Also, if you used a template, remove it now before baking.

Naps over … what’s next?

Oven thermometer

I can’t say this enough; you must purchase an oven thermometer to ensure your oven is at the right temperature. The first few times, I didn’t bother and when I did buy one, my oven was off by 25 degrees! Even with my new oven, the temperature was off by 40 degrees and when it was replaced, that oven was off by 15 degrees!

Oven temperature and rack positioning

Here we go, finally, the moment of truth! 300°F is quite standard, but I’ve had tops that browned. 290°F and they didn’t rise. Center of the rack, bottom third of the rack, top of the rack. Hair pulling starts ….

After numerous tests, 295°F worked for me (oven temperatures will vary), and I placed them in the middle of my oven.

Close the door, turn on the oven light, crouch to watch them rise (please, please) and pray!!

What worked for me:

If your macarons are spreading too much and you’re not getting perfect feet, your oven temperature might be too hot. Here’s a trick I learned that has resulted in nice feet!

Preheat your oven to 325°F. Place one tray of macarons in the oven. Watch for them to rise (from the glass window). This could take anywhere from 4-6 minutes. The minute you see them forming perfect feet, open the door gently but quickly and slide a wooden spoon in the doorway and close. Turn the heat down to 295°F and let them bake until they’re done.

To test, nudge a macaron with your finger, if it moves, they need more baking time. If they don’t budge at all, they’re done. This can take up to 10 more minutes of bake time, depending on your oven.

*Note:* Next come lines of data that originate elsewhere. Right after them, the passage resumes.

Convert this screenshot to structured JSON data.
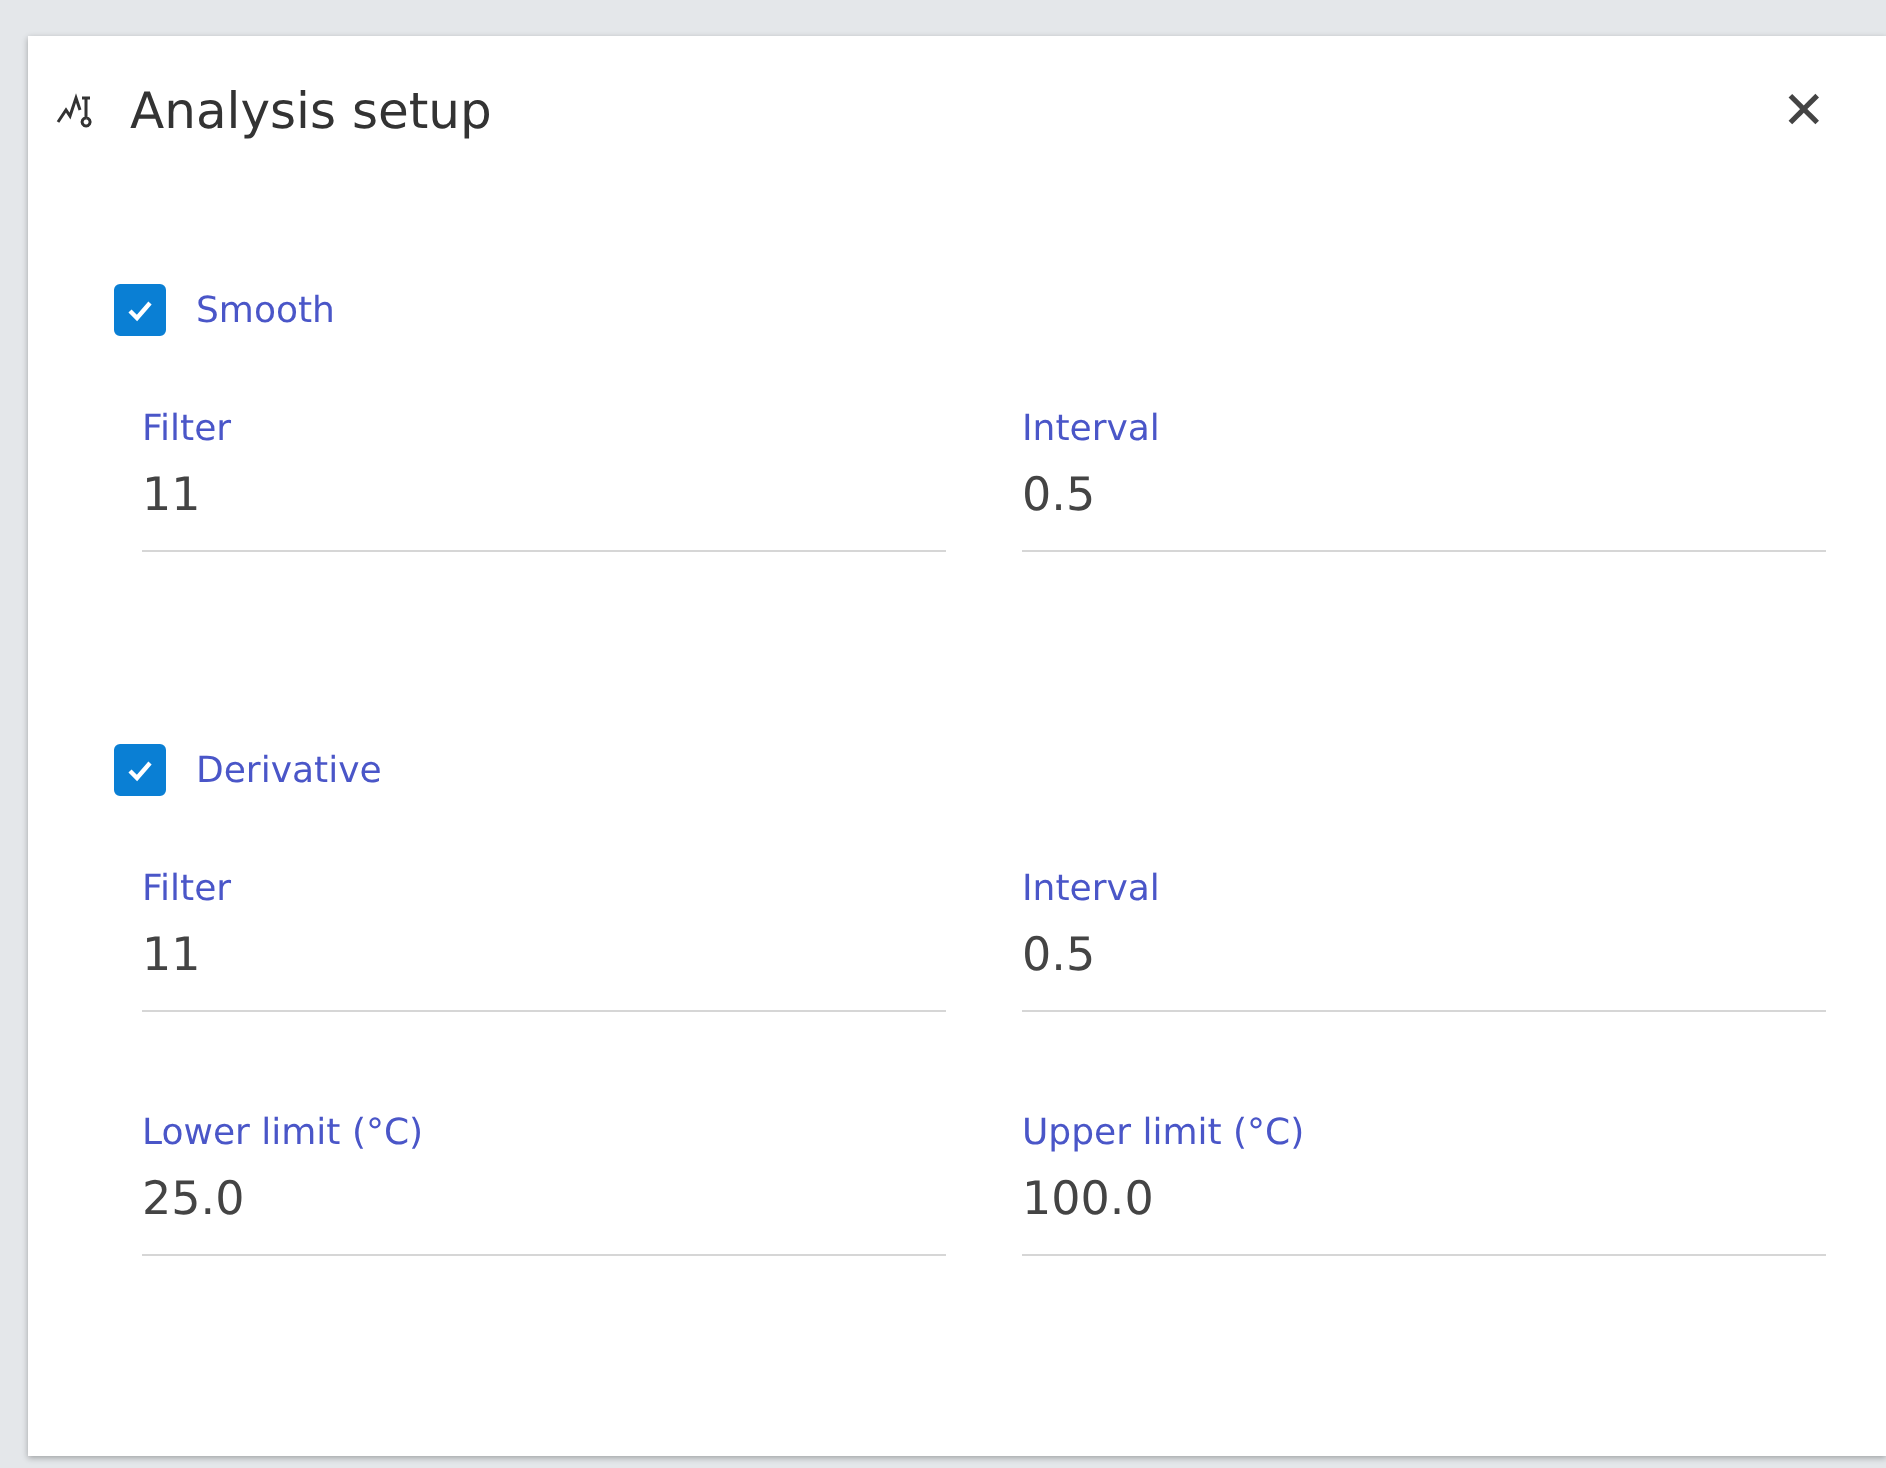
{
  "dialog": {
    "title": "Analysis setup",
    "close": "✕"
  },
  "sections": [
    {
      "label": "Smooth",
      "checked": true,
      "fields": [
        {
          "label": "Filter",
          "value": "11"
        },
        {
          "label": "Interval",
          "value": "0.5"
        }
      ]
    },
    {
      "label": "Derivative",
      "checked": true,
      "fields": [
        {
          "label": "Filter",
          "value": "11"
        },
        {
          "label": "Interval",
          "value": "0.5"
        },
        {
          "label": "Lower limit (°C)",
          "value": "25.0"
        },
        {
          "label": "Upper limit (°C)",
          "value": "100.0"
        }
      ]
    }
  ]
}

If your macarons are getting brown, your oven temperature is too hot.

Cooling off

Now that the macarons are out of the oven, let them cool completely on cooling racks.

Gently peel them away from the parchment paper. If they stick, they were undercooked. Another lesson learned.

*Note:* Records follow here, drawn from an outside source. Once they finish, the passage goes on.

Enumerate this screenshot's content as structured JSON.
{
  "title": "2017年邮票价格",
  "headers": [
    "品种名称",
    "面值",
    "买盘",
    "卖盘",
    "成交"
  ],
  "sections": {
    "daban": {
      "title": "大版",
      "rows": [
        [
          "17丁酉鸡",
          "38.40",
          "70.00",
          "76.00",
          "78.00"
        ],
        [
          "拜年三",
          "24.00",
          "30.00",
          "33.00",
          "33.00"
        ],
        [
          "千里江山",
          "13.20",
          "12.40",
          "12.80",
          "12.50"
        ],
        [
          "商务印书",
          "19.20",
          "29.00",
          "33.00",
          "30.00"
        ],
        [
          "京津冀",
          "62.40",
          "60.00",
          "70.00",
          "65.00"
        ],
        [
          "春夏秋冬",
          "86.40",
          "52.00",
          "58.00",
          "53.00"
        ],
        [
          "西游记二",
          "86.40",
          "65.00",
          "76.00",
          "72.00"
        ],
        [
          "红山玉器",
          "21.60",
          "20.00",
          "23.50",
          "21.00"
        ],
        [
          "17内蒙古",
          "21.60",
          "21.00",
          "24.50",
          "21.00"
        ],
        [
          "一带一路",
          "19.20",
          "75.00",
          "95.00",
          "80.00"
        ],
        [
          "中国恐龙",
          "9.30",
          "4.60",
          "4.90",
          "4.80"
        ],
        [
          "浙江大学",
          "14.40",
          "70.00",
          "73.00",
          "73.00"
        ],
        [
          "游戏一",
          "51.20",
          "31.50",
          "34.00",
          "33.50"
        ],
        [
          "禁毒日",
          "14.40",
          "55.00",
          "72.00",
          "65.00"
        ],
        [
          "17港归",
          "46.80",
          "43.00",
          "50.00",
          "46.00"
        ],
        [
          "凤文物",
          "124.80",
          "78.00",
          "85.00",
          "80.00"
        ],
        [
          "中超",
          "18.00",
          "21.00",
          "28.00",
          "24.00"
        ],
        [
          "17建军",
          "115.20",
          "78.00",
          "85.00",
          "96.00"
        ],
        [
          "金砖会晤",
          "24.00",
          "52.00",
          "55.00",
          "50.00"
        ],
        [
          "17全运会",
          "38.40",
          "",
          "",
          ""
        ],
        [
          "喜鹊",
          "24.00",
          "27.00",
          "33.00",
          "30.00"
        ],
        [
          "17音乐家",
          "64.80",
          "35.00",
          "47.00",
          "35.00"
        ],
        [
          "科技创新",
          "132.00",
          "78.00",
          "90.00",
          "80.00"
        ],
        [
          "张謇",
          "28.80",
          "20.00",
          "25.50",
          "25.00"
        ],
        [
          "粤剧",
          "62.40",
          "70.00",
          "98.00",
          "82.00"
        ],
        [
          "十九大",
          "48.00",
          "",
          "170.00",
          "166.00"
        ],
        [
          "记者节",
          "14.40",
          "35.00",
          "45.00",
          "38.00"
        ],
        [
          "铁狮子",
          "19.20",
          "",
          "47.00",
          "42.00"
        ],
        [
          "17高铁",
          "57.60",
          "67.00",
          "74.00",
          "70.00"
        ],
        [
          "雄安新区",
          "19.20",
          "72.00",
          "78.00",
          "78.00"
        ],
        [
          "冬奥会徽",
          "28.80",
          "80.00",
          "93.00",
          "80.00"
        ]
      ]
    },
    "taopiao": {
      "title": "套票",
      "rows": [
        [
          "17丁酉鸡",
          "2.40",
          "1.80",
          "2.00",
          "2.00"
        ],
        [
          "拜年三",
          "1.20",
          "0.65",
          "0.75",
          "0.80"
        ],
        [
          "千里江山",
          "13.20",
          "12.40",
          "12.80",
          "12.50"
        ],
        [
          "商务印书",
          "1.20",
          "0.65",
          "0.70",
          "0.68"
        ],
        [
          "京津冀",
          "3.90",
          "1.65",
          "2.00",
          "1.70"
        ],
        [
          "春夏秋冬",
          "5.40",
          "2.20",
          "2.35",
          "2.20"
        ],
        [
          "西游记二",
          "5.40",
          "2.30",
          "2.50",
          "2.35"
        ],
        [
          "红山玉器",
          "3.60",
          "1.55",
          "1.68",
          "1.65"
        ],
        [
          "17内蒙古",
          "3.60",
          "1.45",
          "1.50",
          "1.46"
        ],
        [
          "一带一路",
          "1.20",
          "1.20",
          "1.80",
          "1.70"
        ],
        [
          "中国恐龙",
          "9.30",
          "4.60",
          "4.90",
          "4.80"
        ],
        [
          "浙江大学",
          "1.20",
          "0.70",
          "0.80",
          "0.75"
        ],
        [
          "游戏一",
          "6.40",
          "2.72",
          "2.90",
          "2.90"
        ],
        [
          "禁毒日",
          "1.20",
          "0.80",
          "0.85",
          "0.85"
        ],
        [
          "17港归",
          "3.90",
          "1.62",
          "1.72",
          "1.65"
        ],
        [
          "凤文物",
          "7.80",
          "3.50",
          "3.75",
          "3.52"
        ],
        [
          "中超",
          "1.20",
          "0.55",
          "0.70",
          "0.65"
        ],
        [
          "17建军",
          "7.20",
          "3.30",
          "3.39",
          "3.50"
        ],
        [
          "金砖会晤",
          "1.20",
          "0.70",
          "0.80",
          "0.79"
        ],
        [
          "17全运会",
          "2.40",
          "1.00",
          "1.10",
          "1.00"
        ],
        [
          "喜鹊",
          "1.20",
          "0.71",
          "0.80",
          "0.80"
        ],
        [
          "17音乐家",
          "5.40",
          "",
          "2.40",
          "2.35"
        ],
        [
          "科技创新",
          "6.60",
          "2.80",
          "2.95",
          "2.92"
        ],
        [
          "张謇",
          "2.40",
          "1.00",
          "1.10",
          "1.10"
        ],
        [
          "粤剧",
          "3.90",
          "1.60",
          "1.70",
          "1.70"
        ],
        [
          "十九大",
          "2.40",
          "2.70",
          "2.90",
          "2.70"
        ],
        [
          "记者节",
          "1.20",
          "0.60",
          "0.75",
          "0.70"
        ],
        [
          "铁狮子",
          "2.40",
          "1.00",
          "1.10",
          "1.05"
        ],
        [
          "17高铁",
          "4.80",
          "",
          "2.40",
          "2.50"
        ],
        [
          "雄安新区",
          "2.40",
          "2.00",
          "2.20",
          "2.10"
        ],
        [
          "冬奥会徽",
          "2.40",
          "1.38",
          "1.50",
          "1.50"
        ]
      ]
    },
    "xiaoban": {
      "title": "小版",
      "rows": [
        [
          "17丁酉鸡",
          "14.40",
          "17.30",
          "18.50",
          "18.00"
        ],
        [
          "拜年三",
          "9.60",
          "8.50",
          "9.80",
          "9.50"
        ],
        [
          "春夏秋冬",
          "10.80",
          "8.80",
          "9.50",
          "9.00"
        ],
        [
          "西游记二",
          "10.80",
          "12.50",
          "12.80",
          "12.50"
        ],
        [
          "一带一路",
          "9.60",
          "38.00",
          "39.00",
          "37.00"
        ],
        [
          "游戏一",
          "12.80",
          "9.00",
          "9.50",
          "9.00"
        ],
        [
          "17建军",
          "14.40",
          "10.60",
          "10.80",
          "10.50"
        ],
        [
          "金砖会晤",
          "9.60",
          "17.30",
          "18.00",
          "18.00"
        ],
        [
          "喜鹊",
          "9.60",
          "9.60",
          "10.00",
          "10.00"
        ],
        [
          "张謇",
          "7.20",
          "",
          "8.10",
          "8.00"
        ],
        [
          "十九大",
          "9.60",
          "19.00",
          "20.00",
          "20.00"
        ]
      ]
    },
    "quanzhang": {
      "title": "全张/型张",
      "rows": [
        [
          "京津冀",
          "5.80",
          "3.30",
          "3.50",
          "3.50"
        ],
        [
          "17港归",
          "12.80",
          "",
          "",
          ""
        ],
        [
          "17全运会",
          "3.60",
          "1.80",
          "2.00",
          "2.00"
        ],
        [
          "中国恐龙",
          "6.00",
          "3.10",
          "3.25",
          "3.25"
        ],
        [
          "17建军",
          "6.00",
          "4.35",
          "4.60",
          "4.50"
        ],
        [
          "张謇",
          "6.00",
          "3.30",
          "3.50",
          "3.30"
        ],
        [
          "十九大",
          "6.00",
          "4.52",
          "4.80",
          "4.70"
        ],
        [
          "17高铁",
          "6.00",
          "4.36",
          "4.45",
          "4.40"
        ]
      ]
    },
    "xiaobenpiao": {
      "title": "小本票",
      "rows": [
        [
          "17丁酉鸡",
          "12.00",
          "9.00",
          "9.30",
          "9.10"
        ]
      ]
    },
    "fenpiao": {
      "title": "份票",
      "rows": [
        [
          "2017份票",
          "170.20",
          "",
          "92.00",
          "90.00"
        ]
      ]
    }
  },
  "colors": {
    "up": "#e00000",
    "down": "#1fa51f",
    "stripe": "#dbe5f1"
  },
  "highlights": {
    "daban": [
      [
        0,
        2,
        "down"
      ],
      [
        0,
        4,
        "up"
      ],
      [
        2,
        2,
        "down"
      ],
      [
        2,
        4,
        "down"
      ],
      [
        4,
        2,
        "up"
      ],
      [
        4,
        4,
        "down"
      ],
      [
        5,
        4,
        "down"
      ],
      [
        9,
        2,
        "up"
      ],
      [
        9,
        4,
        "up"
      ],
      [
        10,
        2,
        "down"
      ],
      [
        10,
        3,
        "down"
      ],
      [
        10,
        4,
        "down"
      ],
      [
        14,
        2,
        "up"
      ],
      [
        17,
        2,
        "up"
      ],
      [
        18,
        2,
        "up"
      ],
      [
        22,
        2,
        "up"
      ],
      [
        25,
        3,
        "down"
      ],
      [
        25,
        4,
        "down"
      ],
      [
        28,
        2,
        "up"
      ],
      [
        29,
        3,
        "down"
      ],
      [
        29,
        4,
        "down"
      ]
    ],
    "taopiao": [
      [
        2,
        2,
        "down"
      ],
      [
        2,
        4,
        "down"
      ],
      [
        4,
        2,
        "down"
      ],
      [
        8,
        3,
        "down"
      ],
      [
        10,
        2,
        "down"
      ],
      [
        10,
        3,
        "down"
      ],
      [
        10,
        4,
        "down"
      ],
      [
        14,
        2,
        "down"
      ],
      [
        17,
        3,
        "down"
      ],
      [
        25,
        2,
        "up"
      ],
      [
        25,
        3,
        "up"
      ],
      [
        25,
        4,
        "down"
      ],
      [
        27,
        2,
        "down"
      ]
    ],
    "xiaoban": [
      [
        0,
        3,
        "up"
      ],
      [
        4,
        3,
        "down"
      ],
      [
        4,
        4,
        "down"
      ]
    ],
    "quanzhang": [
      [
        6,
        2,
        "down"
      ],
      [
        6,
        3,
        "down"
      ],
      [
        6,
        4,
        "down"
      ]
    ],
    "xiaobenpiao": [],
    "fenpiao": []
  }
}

To avoid this, do the test above to make sure the macarons are baked enough.

Where’s my twin?

Pair up the macarons as best you can. Some will look oval, others not so pretty, but they will still taste great.

Filling your macarons

Pipe your desired filling onto one macaron and place the twin on top. Gently press down while holding the edges of the macaron. I find a gentle twist helps as well.

Do not, and I repeat, do not eat macarons just yet!

24 hour time out

Trust me on this one, you will be tempted after all that hard work to pop a macaron in your mouth, and you can, but they will not taste like a macaron should. You might even start to think you weren’t successful!

Macarons truly need some time out in the fridge for 24 hours. Place them carefully in a tight-fitting container and let the flavours meld together overnight. When ready to eat, take the macarons out and let them sit for 15 minutes. Cold macarons don’t taste good, especially if they’ve been filled with chocolate ganache or Swiss/Italian meringue buttercream.

Now, take that first bite. The result should be a crispy shell, followed by a chewy texture and delicious filling. Note that if you used a wet filling such as lemon curd or another type of fruit, the shells will be softer.

Storing those finicky macrons

Store macarons in a tight-fitting container in the fridge for up to 5 days. Macarons also freeze very well.

Despite all these challenges, I’m craving macarons right now, how about you?